What Are the Pros & Cons of Using a Washing Machine Without an Agitator?

Consumers in the market for a washing machine can purchase a top-loading model, most of which contain an agitator, the cylindrical object in the center of the tub that spins the clothing during the cycle. Another option is to purchase a front-loading machine that washes without the use of an agitator. Using a machine without an agitator offers some advantages as well as disadvantages.

Washers without agitators typically clean more efficiently.

Greater Efficiency

One benefit of front-loading machines without an agitator is that they typically clean more efficiently than top-loaders. According to the Networx website, Texas utility company TXU Energy indicates that front-loaders can cut water use by about 40 percent, which is about 7,000 gallons per year for the average family. They can also handle larger loads, effectively washing loads up to 20 lbs. Their faster spin speeds cause water to evaporate faster, decreasing the amount of time needed for drying.

Better Cleaning

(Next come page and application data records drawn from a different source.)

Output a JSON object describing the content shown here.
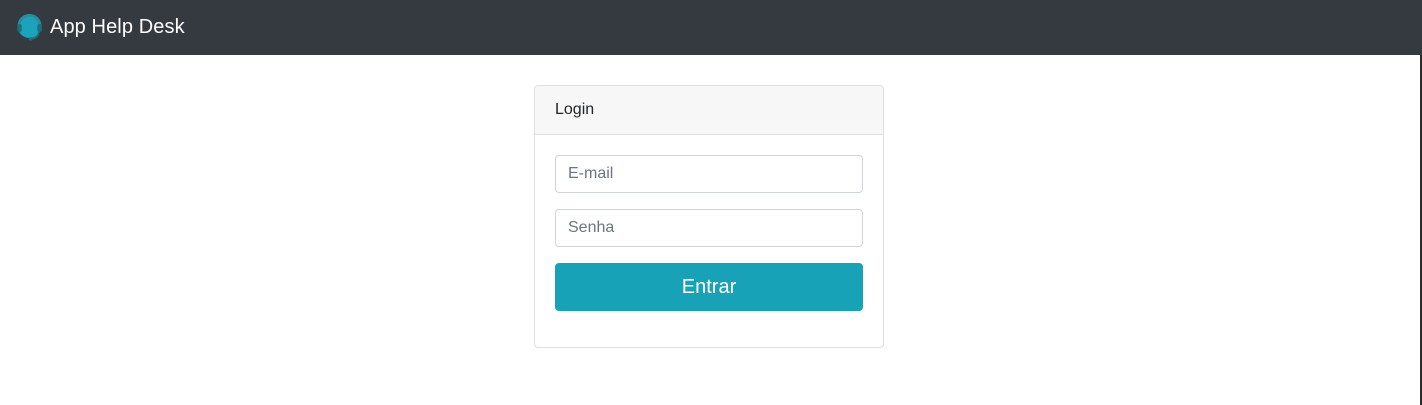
{
  "navbar": {
    "brand_title": "App Help Desk",
    "logo_icon": "headset-support-icon",
    "background": "#343a40"
  },
  "login_card": {
    "header_title": "Login",
    "email_field": {
      "placeholder": "E-mail",
      "value": ""
    },
    "password_field": {
      "placeholder": "Senha",
      "value": ""
    },
    "submit_label": "Entrar",
    "accent_color": "#17a2b8"
  }
}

Front-loading machines tend to clean clothes better than top-loaders with agitators. Although they clean more effectively, front-loaders do not cause clothing to wear out more quickly. On the contrary, they tend to be more gentle on fabric than top-loaders, allowing clothing to actually last longer. The Networx site indicates that Consumer Reports rated most front loaders in its February 2010 review as "very good" or "excellent" regarding gentleness, while top loaders received lower marks.

Less User-Friendly

A disadvantage of front-loading washing machines is that they tend to be more difficult to use than top-loaders. They typically require the user to bend or stoop to load and remove the laundry, which is challenging for those with back or mobility issues. Unlike top-loaders, front-loaders don't allow the user to open them to add more clothing in the middle of a cycle. Their faster spin speed may also cause them to vibrate more heavily, so the user needs to take this into consideration when deciding where to place the machine.

Out-of-Pocket Costs

Although front-loaders may result in lower energy costs over time, they are more expensive to purchase, typically about $200 more than top-loaders according to Networx. High-efficiency top-loaders without agitators also available, although they cost about $50 more than standard top-loaders. For families on a tight budget, the lower price may make top-loaders a more attractive alternative. The special low-suds detergent needed for most front-loading models also costs more than standard laundry detergent.